=== Record set ===
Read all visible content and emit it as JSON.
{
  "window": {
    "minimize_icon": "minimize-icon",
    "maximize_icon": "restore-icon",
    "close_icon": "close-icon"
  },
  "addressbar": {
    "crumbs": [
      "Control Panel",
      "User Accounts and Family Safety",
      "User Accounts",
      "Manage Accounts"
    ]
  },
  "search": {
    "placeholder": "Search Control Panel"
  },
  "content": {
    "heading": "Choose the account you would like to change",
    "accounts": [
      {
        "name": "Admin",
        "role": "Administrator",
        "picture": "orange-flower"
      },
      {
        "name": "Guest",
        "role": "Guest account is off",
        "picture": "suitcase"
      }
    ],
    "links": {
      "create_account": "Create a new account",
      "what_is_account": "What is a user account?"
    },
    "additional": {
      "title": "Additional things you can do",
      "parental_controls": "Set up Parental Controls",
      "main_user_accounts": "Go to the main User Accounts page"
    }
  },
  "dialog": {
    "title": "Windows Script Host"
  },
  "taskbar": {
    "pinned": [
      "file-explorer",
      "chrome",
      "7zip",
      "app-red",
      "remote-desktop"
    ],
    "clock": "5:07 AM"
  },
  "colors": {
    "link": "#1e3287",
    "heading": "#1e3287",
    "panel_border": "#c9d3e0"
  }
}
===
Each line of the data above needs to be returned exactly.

- Response area -
Read all visible content and emit it as JSON.
{
  "window": {
    "minimize_icon": "minimize-icon",
    "maximize_icon": "restore-icon",
    "close_icon": "close-icon"
  },
  "addressbar": {
    "crumbs": [
      "Control Panel",
      "User Accounts and Family Safety",
      "User Accounts",
      "Manage Accounts"
    ]
  },
  "search": {
    "placeholder": "Search Control Panel"
  },
  "content": {
    "heading": "Choose the account you would like to change",
    "accounts": [
      {
        "name": "Admin",
        "role": "Administrator",
        "picture": "orange-flower"
      },
      {
        "name": "Guest",
        "role": "Guest account is off",
        "picture": "suitcase"
      }
    ],
    "links": {
      "create_account": "Create a new account",
      "what_is_account": "What is a user account?"
    },
    "additional": {
      "title": "Additional things you can do",
      "parental_controls": "Set up Parental Controls",
      "main_user_accounts": "Go to the main User Accounts page"
    }
  },
  "dialog": {
    "title": "Windows Script Host"
  },
  "taskbar": {
    "pinned": [
      "file-explorer",
      "chrome",
      "7zip",
      "app-red",
      "remote-desktop"
    ],
    "clock": "5:07 AM"
  },
  "colors": {
    "link": "#1e3287",
    "heading": "#1e3287",
    "panel_border": "#c9d3e0"
  }
}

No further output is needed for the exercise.